By Prossy Nandudu
Limited awareness of standards among people in the maize trade business and the absence of incentive to invest in practices that lead to compliance to standards is to blame for economic losses farmers incur whenever maize is rejected by the buyer.
Rejection of grains means loss of trade opportunities, low pay to farmers due to costs incurred by processors while improving the quality of grains like sorting, cleaning, drying, storage among others.
This was revealed by Daniel Njiwa, the head of Regional Food Trade at AGRA Africa while concluding a one-week tour of members of The Grain Council of Uganda.
The tour was aimed at assessing the impact of a project titled “Improving Compliance with Maize Quality Standards along Trade Corridors in East Africa.
The program was launched in 2021 by AGRA with support from the UK government’s Foreign and Commonwealth Development Office (FCDO) and USAID through The Eastern African Grain council (EAGC) and The Grain Council of Uganda (TGCU) as the implementing partners.
The aim was for participating organizations to create buyer-seller linkages for trade in quality maize along the two trade corridors in East Africa, which are Uganda-Kenya and Tanzania-Kenya corridors.
Participating organizations were also required to establish supplier Clusters in Uganda and Tanzania composed of exporters and farmer groups in Eastern, Western and Northern parts of Uganda, and then Southern and Northern Highland zones of Tanzania.
Before the intervention, it was estimated that Uganda and Tanzania were losing approximately US$ 16 million and 5.3 million, respectively, due to reduced value of agricultural exports resulting from poorly handled grains, in particular aflatoxin contamination.
That is why large scale millers in Kenya rejected 19% of maize deliveries equivalent to approximately 2,800MT of maize worth overU$932,000 in 2015 due to poor quality and higher levels of aflatoxins, according to reports from the Eastern Africa Grain Council (EAGC).
Therefore, the investment according to Njiwa was aimed at addressing quality issues and enforcing standards along the maize value chain because most of the maize produced in Uganda ends up in the regional market.
“So coming here in Uganda, we really wanted to appreciate the kind of relationships that aggregators have established with small holder farmers, types of services offered in order to improve the handling of maize right from the farm to the market,” said Njiwa.

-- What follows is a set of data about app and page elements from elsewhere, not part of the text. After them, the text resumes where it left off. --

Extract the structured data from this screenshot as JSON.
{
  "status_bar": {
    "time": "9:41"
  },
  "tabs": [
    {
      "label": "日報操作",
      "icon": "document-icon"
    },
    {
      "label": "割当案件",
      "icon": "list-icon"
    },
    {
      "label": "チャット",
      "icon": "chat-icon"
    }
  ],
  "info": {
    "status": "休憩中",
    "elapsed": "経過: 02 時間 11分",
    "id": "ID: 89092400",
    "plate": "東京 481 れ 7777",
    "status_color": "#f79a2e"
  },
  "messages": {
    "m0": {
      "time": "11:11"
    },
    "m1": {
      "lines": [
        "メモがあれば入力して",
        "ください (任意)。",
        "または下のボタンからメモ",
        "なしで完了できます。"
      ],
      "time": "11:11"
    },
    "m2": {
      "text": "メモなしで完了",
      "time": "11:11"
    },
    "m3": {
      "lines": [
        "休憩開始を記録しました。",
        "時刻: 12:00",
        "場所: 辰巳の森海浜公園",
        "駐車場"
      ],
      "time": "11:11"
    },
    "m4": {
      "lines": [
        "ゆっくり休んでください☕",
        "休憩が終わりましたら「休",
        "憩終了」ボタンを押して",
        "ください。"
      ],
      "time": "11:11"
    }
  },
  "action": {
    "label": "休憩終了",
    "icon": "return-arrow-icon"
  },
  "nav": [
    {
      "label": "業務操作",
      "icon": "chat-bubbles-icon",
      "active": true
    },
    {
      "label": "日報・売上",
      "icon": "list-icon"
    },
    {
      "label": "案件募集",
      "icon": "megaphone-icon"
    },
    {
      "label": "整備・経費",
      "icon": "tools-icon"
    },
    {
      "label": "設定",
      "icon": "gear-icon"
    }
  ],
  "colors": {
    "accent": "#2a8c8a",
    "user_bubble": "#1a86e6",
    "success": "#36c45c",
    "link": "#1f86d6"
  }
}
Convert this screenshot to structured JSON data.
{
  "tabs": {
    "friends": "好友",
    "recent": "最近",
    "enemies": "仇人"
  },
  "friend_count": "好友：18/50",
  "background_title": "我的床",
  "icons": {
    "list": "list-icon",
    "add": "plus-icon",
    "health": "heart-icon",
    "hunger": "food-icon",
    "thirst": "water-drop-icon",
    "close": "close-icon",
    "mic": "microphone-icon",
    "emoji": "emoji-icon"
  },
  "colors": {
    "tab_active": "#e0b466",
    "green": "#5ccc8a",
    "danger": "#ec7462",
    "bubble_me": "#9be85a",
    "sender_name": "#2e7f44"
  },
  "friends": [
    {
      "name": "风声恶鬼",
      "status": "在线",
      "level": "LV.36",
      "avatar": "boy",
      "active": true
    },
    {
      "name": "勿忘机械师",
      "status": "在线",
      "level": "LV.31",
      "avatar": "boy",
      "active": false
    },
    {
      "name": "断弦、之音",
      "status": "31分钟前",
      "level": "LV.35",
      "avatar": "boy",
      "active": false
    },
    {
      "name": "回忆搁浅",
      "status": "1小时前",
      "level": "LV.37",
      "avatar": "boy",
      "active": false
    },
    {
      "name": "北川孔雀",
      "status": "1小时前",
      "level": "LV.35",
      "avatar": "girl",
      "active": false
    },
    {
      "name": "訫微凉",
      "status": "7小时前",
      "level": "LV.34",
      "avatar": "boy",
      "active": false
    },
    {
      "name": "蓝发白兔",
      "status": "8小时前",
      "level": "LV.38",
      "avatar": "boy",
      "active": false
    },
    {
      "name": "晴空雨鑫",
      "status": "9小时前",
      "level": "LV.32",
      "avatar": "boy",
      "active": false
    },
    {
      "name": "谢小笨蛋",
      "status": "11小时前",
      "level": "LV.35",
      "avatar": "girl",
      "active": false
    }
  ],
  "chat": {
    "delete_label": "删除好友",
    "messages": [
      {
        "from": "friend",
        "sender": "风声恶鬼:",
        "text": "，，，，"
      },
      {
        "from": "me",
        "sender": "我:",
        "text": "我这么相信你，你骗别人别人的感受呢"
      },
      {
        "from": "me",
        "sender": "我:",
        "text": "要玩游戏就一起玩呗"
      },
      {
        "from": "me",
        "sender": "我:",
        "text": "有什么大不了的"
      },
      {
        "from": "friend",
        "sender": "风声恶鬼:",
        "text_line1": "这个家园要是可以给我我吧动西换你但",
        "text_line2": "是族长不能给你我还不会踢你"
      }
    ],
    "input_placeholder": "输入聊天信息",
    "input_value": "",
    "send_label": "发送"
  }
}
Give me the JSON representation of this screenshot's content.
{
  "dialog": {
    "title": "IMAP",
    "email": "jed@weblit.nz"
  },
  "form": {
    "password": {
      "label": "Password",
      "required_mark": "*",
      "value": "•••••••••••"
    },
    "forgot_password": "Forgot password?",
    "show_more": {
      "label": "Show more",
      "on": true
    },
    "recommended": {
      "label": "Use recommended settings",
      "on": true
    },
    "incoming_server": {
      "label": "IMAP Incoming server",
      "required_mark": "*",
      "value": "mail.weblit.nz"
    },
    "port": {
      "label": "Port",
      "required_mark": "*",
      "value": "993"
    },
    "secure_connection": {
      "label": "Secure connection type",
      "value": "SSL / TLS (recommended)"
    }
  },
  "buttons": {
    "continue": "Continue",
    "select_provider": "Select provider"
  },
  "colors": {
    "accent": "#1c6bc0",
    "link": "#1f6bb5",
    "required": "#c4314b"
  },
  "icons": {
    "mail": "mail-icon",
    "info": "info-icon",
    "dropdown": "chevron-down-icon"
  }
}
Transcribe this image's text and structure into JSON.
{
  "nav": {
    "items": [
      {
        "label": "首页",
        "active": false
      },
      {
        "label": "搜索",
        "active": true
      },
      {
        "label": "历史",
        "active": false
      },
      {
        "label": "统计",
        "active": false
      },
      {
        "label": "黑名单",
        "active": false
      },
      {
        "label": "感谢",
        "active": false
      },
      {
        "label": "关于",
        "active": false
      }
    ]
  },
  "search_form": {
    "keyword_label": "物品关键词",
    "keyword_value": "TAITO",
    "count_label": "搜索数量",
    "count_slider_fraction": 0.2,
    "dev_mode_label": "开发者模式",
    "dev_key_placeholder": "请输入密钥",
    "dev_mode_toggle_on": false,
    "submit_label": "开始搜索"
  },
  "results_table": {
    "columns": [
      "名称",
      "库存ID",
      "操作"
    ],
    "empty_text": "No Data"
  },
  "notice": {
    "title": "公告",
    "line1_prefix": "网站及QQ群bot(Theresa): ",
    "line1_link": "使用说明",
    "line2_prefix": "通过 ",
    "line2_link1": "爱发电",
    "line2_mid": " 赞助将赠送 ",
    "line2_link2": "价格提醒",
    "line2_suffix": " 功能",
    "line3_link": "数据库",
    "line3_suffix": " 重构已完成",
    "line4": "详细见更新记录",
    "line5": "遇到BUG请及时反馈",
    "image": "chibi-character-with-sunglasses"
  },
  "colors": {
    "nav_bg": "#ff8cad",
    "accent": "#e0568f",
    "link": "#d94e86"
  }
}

He however added through his assessment of farmers participating in the project, the knowledge has been given and that they now know what needs to be done but there is no drive to increase investments in the additional services like equipment.
“The information has filtered through and they know what is required. It is now on the other end of investment where aggregators could go beyond what they are doing to reach out to farmers with additional services like equipment to reduce quality concerns in the market,” Njiwa added.
He gave an example of a lady in Mubende who is in the process of supplying maize to Aponye LTD and is requesting for only one tarpaulin to help during harvest and drying of maize to maintain the quality and standard needed by the off taker.
How off takers are helping farmers.
To ensure that farmers embrace standards, Wilson Tumwiine the operations manager at Askar General Merchandise in Mityana district said that they train farmers right from the field all through the harvest season so as to maintain the quality of maize.
“The training is conducted in the local language depending on the areas where farmers are located, accompanied with posters with illustrations on how to maintain the quality of agricultural produce, ” explained Tumwiine.
Other targets to TGCU members include creating awareness of aflatoxins and management practices, popularizing the importance of Aflasafe, a biological control product, to counter aflatoxins, and also work with the Uganda National Bureau of Standards (UNBS) to increase awareness of existing maize standards among others.